    I believe we need impartial testing and I also believe we need to remove the so-called department of education and start all over."

    Excuse me. What the hell are you talking about? If you want to see science ignoring facts and evidence, take a look at conservative-leaning religious schools. The cancer that is impartial testing was brought upon us by a conservative agenda. Also, TFA states that Mass. had some serious gains in education. Guess which way that state leans, politically.
    Anonymous Benefactor
    • Same song, 1234567890324567823456 verse

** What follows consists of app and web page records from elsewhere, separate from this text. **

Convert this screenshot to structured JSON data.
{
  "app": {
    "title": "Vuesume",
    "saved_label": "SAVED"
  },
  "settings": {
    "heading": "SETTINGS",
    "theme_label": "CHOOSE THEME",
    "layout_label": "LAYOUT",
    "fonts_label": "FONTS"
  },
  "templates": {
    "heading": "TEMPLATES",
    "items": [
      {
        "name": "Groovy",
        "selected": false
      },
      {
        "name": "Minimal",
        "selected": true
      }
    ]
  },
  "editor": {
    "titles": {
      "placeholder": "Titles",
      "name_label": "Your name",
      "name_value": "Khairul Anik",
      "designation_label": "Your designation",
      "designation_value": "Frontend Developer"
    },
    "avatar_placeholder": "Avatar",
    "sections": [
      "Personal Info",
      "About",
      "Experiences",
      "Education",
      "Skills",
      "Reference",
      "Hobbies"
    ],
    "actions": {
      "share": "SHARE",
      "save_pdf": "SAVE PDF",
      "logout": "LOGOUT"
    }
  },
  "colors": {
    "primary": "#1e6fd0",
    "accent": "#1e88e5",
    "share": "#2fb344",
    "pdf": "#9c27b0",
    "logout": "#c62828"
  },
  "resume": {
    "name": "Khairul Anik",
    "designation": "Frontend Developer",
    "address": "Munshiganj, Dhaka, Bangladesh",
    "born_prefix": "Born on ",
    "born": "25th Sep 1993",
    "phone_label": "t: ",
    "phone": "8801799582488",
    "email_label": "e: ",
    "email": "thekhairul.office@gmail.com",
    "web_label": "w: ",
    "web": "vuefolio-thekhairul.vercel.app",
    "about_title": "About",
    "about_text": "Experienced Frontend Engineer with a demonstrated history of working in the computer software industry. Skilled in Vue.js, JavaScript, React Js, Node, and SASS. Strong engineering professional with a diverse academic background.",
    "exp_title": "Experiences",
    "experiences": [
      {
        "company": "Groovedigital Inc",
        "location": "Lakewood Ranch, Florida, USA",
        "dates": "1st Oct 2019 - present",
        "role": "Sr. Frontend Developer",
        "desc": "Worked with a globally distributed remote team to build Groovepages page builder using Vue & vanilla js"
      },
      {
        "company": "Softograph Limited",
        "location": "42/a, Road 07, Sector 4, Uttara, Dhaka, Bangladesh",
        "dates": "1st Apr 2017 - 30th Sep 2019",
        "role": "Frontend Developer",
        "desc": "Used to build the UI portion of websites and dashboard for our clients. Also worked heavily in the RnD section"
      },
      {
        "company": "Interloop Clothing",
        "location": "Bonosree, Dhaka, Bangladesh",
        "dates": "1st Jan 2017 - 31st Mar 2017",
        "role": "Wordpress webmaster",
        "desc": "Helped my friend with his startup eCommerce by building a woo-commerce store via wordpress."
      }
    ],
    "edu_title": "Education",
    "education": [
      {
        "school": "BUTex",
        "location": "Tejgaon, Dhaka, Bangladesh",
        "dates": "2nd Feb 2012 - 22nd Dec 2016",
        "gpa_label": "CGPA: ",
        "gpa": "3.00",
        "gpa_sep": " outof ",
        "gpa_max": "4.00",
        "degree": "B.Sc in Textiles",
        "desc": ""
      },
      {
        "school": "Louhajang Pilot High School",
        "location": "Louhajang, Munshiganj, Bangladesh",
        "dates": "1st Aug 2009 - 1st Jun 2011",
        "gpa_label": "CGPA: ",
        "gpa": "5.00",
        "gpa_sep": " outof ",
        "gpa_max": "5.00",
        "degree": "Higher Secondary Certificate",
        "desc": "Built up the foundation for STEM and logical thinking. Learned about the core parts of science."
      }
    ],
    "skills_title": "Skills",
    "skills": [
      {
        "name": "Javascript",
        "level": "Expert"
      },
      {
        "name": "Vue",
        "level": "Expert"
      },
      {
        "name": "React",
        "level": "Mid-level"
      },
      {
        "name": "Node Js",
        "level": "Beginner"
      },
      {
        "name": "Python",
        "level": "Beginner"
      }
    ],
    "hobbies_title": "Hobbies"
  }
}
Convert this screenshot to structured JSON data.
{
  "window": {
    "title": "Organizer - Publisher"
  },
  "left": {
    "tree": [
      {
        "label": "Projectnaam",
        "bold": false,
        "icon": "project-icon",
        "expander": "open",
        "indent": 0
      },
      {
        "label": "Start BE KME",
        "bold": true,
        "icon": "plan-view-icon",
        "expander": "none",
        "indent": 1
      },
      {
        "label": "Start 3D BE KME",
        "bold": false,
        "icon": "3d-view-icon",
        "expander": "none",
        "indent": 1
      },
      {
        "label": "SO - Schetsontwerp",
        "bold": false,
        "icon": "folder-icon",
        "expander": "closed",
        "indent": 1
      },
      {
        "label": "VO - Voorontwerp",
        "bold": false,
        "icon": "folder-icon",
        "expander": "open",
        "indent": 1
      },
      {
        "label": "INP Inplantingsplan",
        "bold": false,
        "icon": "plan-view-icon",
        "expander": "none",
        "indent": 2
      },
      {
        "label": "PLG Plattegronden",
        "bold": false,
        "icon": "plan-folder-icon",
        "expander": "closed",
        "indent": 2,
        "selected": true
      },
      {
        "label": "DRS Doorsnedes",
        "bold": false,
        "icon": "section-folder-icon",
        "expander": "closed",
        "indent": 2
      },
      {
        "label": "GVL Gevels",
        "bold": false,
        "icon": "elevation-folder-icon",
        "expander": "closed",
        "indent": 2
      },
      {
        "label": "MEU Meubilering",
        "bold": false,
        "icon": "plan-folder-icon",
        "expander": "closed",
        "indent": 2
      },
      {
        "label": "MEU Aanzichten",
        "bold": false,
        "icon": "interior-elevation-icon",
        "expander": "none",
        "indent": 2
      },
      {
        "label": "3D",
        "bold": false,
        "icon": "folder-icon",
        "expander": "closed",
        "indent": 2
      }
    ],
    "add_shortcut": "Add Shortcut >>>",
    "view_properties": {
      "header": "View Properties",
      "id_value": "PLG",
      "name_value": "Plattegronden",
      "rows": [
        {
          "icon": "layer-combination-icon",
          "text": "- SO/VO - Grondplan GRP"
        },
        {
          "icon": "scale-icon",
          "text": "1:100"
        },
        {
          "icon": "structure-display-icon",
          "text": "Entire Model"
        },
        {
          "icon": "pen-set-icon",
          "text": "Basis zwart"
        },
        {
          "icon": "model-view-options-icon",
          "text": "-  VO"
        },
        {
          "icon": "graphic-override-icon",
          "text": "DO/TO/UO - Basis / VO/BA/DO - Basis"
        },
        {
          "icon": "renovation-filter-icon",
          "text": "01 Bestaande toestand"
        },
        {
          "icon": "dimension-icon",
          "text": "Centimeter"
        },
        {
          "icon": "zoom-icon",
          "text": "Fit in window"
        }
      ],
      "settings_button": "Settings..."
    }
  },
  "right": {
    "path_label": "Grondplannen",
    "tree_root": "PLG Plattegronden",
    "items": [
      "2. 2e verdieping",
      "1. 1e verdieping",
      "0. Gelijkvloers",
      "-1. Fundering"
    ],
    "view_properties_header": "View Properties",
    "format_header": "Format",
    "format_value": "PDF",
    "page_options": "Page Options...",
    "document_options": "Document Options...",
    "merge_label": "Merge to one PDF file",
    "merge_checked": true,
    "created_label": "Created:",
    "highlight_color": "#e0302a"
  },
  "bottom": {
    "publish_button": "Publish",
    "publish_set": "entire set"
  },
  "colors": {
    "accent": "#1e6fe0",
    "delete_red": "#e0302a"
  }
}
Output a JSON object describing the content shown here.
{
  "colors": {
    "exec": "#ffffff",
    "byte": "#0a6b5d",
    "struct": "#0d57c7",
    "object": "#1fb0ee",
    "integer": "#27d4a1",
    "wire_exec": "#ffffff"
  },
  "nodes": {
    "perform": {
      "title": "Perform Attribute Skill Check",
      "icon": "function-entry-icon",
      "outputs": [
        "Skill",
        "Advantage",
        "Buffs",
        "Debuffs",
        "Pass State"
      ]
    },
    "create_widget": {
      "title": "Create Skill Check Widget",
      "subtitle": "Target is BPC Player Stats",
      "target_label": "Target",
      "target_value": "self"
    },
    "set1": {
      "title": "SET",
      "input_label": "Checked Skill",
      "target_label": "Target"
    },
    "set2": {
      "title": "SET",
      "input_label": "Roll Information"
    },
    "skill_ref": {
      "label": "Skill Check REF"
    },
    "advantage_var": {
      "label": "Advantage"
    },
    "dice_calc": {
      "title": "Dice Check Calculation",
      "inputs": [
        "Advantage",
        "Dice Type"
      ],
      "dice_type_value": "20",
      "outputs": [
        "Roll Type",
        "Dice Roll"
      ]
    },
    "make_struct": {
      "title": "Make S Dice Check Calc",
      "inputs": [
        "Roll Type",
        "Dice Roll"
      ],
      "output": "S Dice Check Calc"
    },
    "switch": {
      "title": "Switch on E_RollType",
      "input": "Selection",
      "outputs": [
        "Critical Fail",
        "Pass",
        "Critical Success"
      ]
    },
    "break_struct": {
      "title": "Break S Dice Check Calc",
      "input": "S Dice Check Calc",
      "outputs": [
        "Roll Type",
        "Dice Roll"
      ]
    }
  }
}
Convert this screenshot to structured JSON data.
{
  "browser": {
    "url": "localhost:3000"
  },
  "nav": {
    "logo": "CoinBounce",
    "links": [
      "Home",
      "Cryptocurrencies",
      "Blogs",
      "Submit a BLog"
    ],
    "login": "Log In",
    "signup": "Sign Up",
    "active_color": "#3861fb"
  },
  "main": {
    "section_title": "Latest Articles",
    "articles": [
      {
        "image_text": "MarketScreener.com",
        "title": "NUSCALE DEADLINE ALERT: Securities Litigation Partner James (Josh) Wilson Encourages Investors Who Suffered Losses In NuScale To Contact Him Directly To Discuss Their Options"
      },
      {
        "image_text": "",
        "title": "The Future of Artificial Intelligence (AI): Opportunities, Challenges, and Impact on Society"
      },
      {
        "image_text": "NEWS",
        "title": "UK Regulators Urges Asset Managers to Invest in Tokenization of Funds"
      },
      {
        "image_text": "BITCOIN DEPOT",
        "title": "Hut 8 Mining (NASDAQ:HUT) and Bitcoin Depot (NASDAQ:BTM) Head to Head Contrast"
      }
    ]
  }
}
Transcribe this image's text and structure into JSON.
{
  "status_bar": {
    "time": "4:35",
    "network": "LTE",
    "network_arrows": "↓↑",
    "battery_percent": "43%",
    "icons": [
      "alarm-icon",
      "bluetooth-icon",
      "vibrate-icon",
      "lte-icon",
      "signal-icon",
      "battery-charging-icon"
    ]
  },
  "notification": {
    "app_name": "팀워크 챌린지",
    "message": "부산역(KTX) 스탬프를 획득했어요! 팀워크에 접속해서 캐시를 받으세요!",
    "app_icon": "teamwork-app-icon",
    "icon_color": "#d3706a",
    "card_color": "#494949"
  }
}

      cepedajoe is spouting the ubiquitous Neocon drivel. My son and daughter are both Math teachers and these knuckle dragging bigots make me sore every time they sound off about "all the public schools do is indoctrinate about evolution and global warming". What these imbeciles really represent is a return to Aristotelian thinking. It's what Galileo butted heads with the Catholics over, the ancient that you don't need to test anything, you can arrive at the truth by pure reason. You'll hear it stated as "common sense" or "thinking for myself", but that's what they are talking about. That makes Beck, Hannity and O'Reilly "experts" on every subject under the sun with no training or background in anything except small-market television. If their thinking every gains any public infrluence we are headed for a dark age surpassing the one Galileo had to deal with. They need to get their home-schooled butts off the internet and go visit a library.
      • So.....

        To you anyone that thinks different is a "knuckle dragging idiot" as to say we are primates? I think this is exactly what is wrong with America these days. We used to get people on the right that wouldn't hear anything other than their own ideas and now we have the left overwhelmingly acceptting this practice and running full throttle with it. You are the type to call out the fox news clan because they have strong ideas about stuff, but then you go and do the same damn thing yourself. Sorry but who is calling who a bigot. I like free thinking and ideas being discussed. I think what the previous post was getting at is that we are no longer allowed to bring up ideas that do not sit well with others. I hate to say it, but you are not advancing us into the future with your thinking either. People take stuff way too personal in this country and it gets in the way of having a genuine discussion about differing ideas. Its like hate is the new way to advance your agenda. Hate, Hate, Hate. Hey lets Hate somemore and call people bigots. I sure hope we don't turn this country into one not worth defending and if that happens we will all be speaking chinese or some other foreign language. Now that would be awesome wouldn't it? I would think first before you start thinking "hey I am right about everything so I can stop hearing others ideas". That will set your brain into a routine and thats when it starts to deteriorate. Keep asking yourself what works and doesn't and your mind will stay on top of its game. Remember the brain hates routines, it love diversity.
      • Bigotry is OK if a liberal is one ...

        It is sheer arrogance to assert that religion is not being indoctrinated in the public schools. Any honest assessment of what has been going on in the American public school system would require an acknowledge that the official/legalized religious faith of America is Secular Humanism (i.e., "liberalism" in coined version). But asking a secular humanist to be honest would be asking them to go against their code and admit there is such a thing as "right and wrong." An honest assessment of the science and social fields in public schools would mandate the statement that only Darwinian Evolution, a theory that is not scientific, is being taught as scientific fact. Anyone who expresses dissent with the non-scienfitic theory of Darwinian Evolution is removed from staff or, if a student, chastised as "unteachable." What the Catholics were in Galileo's day is what the Secular Humanists/Liberals are to us today.